WHAT IS EXPECTED:
Reprint every entry, character for character.

-- RAW DATA follows --

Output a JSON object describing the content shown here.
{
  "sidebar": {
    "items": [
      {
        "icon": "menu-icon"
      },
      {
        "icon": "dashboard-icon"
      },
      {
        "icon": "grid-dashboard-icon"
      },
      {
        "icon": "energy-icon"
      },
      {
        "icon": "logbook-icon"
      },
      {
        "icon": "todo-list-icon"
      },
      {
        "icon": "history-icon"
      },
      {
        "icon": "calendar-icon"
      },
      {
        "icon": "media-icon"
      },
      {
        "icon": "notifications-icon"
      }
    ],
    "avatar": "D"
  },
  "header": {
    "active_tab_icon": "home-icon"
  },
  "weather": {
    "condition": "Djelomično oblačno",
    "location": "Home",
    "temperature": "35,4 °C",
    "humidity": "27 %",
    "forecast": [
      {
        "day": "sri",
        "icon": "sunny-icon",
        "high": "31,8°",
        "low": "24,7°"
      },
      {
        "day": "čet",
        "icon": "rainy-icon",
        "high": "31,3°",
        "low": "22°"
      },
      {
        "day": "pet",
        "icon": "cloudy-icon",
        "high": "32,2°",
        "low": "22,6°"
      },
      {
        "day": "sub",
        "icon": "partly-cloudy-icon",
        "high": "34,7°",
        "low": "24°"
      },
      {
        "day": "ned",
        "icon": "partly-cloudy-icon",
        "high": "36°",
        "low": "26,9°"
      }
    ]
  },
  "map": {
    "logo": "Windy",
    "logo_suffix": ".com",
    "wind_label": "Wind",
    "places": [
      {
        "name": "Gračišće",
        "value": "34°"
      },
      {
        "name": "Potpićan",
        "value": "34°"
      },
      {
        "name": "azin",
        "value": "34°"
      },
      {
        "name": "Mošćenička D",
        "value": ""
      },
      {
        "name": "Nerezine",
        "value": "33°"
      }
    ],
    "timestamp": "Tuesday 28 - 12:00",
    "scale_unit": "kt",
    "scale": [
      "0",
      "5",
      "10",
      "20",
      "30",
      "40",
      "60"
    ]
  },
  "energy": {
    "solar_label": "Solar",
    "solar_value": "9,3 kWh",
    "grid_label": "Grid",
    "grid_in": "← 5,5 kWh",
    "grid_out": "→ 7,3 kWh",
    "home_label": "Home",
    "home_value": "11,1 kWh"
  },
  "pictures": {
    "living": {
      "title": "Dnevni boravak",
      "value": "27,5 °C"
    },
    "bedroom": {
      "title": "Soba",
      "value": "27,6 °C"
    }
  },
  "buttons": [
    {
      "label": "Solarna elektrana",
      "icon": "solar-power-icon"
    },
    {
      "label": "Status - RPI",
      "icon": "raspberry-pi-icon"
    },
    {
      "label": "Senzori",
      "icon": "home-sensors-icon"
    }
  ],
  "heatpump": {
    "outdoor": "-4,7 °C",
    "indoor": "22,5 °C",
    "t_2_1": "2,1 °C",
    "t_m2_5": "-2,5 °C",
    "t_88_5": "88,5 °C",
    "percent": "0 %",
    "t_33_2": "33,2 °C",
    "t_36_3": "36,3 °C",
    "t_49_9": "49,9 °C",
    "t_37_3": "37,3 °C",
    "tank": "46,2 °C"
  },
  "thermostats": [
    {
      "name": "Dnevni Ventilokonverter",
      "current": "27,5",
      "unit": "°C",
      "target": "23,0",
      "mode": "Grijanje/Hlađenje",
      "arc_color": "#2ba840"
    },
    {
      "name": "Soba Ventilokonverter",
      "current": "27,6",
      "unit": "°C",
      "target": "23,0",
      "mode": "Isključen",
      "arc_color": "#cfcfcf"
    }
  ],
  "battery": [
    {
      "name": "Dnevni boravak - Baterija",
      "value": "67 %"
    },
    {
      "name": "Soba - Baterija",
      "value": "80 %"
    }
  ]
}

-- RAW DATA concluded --

RESULT FOR THIS EXERCISE:
Output a JSON object describing the content shown here.
{
  "sidebar": {
    "items": [
      {
        "icon": "menu-icon"
      },
      {
        "icon": "dashboard-icon"
      },
      {
        "icon": "grid-dashboard-icon"
      },
      {
        "icon": "energy-icon"
      },
      {
        "icon": "logbook-icon"
      },
      {
        "icon": "todo-list-icon"
      },
      {
        "icon": "history-icon"
      },
      {
        "icon": "calendar-icon"
      },
      {
        "icon": "media-icon"
      },
      {
        "icon": "notifications-icon"
      }
    ],
    "avatar": "D"
  },
  "header": {
    "active_tab_icon": "home-icon"
  },
  "weather": {
    "condition": "Djelomično oblačno",
    "location": "Home",
    "temperature": "35,4 °C",
    "humidity": "27 %",
    "forecast": [
      {
        "day": "sri",
        "icon": "sunny-icon",
        "high": "31,8°",
        "low": "24,7°"
      },
      {
        "day": "čet",
        "icon": "rainy-icon",
        "high": "31,3°",
        "low": "22°"
      },
      {
        "day": "pet",
        "icon": "cloudy-icon",
        "high": "32,2°",
        "low": "22,6°"
      },
      {
        "day": "sub",
        "icon": "partly-cloudy-icon",
        "high": "34,7°",
        "low": "24°"
      },
      {
        "day": "ned",
        "icon": "partly-cloudy-icon",
        "high": "36°",
        "low": "26,9°"
      }
    ]
  },
  "map": {
    "logo": "Windy",
    "logo_suffix": ".com",
    "wind_label": "Wind",
    "places": [
      {
        "name": "Gračišće",
        "value": "34°"
      },
      {
        "name": "Potpićan",
        "value": "34°"
      },
      {
        "name": "azin",
        "value": "34°"
      },
      {
        "name": "Mošćenička D",
        "value": ""
      },
      {
        "name": "Nerezine",
        "value": "33°"
      }
    ],
    "timestamp": "Tuesday 28 - 12:00",
    "scale_unit": "kt",
    "scale": [
      "0",
      "5",
      "10",
      "20",
      "30",
      "40",
      "60"
    ]
  },
  "energy": {
    "solar_label": "Solar",
    "solar_value": "9,3 kWh",
    "grid_label": "Grid",
    "grid_in": "← 5,5 kWh",
    "grid_out": "→ 7,3 kWh",
    "home_label": "Home",
    "home_value": "11,1 kWh"
  },
  "pictures": {
    "living": {
      "title": "Dnevni boravak",
      "value": "27,5 °C"
    },
    "bedroom": {
      "title": "Soba",
      "value": "27,6 °C"
    }
  },
  "buttons": [
    {
      "label": "Solarna elektrana",
      "icon": "solar-power-icon"
    },
    {
      "label": "Status - RPI",
      "icon": "raspberry-pi-icon"
    },
    {
      "label": "Senzori",
      "icon": "home-sensors-icon"
    }
  ],
  "heatpump": {
    "outdoor": "-4,7 °C",
    "indoor": "22,5 °C",
    "t_2_1": "2,1 °C",
    "t_m2_5": "-2,5 °C",
    "t_88_5": "88,5 °C",
    "percent": "0 %",
    "t_33_2": "33,2 °C",
    "t_36_3": "36,3 °C",
    "t_49_9": "49,9 °C",
    "t_37_3": "37,3 °C",
    "tank": "46,2 °C"
  },
  "thermostats": [
    {
      "name": "Dnevni Ventilokonverter",
      "current": "27,5",
      "unit": "°C",
      "target": "23,0",
      "mode": "Grijanje/Hlađenje",
      "arc_color": "#2ba840"
    },
    {
      "name": "Soba Ventilokonverter",
      "current": "27,6",
      "unit": "°C",
      "target": "23,0",
      "mode": "Isključen",
      "arc_color": "#cfcfcf"
    }
  ],
  "battery": [
    {
      "name": "Dnevni boravak - Baterija",
      "value": "67 %"
    },
    {
      "name": "Soba - Baterija",
      "value": "80 %"
    }
  ]
}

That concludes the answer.